Her evidence to this drastic shift in allegiance is a link to a Wall Street Journal article that says the MPAA is trying harder to lobby Republicans since the Republicans have a shot of majorities in the House and Senate after the next midterms, as well as an even money crack at the White House in 2016.

However, she then shoots her whole argument down in the very next paragraph by mentioning that the head of the MPAA is a former Democratic Senator named Chris Dodd, the author of the Dodd-Frank financial regulation law.

Now I've done a little research on this topic, and I've learned two things.

1. Republicans HATE Chris Dodd. This is because while in the Senate he was considered one of its most partisan members who many blame for creating the increasingly toxic relationship between parties in the formerly civil Senate.

2. Republicans HATE the Dodd-Frank law. Republicans consider Dodd-Frank a boondoggle that creates acres of needless regulations, promotes political cronyism, and enshrines government bailouts of politically connected corporations.

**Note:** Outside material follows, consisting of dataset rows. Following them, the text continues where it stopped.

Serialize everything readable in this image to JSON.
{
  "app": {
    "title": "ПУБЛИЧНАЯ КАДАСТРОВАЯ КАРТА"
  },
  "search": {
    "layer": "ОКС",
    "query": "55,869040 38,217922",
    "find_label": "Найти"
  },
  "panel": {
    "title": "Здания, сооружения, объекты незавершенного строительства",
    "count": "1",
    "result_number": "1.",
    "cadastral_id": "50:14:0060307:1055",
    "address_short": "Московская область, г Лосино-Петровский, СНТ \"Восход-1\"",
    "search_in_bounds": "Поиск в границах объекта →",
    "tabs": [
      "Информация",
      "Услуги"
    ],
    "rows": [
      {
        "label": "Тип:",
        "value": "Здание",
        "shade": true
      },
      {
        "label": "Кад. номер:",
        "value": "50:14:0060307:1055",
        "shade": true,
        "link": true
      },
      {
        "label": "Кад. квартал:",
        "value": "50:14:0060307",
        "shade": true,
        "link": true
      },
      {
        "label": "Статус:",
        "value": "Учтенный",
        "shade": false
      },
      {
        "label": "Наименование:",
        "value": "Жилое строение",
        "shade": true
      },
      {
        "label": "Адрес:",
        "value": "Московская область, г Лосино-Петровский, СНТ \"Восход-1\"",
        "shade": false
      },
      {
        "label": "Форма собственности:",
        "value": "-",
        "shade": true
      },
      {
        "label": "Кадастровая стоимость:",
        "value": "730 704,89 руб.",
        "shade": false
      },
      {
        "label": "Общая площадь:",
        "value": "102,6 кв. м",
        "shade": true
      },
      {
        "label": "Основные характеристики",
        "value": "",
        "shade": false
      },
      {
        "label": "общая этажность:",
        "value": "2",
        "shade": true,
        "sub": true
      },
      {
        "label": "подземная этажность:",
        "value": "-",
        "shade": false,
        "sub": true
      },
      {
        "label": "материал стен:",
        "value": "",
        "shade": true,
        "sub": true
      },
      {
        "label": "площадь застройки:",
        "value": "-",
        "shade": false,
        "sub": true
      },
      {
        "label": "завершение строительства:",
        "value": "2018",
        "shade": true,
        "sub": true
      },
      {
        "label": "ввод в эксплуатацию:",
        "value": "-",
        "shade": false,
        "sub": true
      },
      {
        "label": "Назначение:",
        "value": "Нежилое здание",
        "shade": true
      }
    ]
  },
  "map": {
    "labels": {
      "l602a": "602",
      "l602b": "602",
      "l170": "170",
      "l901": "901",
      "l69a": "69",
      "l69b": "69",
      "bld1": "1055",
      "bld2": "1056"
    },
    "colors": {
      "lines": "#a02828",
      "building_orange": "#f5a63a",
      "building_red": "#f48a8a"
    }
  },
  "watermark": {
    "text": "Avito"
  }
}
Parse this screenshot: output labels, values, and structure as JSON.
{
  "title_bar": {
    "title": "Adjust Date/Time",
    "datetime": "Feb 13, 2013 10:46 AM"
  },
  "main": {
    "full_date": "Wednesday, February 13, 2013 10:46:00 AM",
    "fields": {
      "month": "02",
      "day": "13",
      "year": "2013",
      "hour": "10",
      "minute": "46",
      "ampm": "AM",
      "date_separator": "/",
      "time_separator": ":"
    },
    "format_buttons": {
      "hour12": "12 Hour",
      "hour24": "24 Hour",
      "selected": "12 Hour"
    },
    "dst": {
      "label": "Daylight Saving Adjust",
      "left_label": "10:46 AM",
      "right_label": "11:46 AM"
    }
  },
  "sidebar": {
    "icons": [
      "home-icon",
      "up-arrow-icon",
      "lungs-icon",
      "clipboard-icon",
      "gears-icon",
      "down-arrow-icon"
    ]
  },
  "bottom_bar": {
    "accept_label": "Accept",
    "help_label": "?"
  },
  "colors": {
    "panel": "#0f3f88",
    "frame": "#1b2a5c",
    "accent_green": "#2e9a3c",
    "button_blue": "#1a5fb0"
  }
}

If "Hollywood is Republican now" then they're not doing it very well. Back when Jack Valenti was the head honcho of the MPAA the organization was a model of playing both sides of the political aisle like a fiddle.

Not so anymore.

By most accounts the MPAA is in a pickle. The Democrats take them and their support for granted, while the Republicans view the MPAA with disdain, and the head of the MPAA as their personal enemy.

And that's not even counting the movies and television shows that cast Republicans, Christians, and conservatives in a bad light. People write whole books about them, and I don't have enough time to put them on this blog.

So why would a smart person like Lexi Alexander make such a silly statement that essentially ruins what started out as a reasoned argument.

I suspect that she's trying to protect herself. Using martial arts strategy to use the opponent's attitudes to shield her own career.

The main thrust of her complaint is that Hollywood is lousy at doing the whole diversity thing it demands of others. Just about every major Hollywood job both on and off screen is dominated by white males. Now the last thing anyone in the Hollywood elite wants to be called is prejudiced, it's a career killer for them, nor does anyone want to openly call Hollywood's elite on their hypocrisy, which is a career killer for the whistleblower. Saying "Hollywood is Republican now" gives the accused elite a way out and protects her as the accuser. They can look at the post, look at their invitation to latest fashionable political fundraiser and say: "Phew, she's not talking about me, she's talking about those other guys, I won't have to destroy her career."

It hurts her case, but it protects her career.


The LA Times is concerned that studio blockbusters are suffering precipitous box office drops of 50-75% between the opening weekend and their second weekend.

When I was a kid I noticed that the really big movies were ones that people paid to see it in the theatre more than once. Remember, when I was a kid and if you wanted to see Empire Strikes Back again, you either had to buy a ticket, or wait God-Knows-How-Long before it broadcast on network television.

Nowadays fans see a movie on the opening weekend, and once the thrill of being among the first to see it passes, they're done. If they like the movie, a lot of them figure they'll just buy the Blu-Ray, or see it on Netflix.

The only people these days who want to see something in the theatre more than once are little kids who put flicks like Frozen into the box office stratosphere.

Yet another argument for bringing a little fiscal probity to filmmaking budgets and studio management.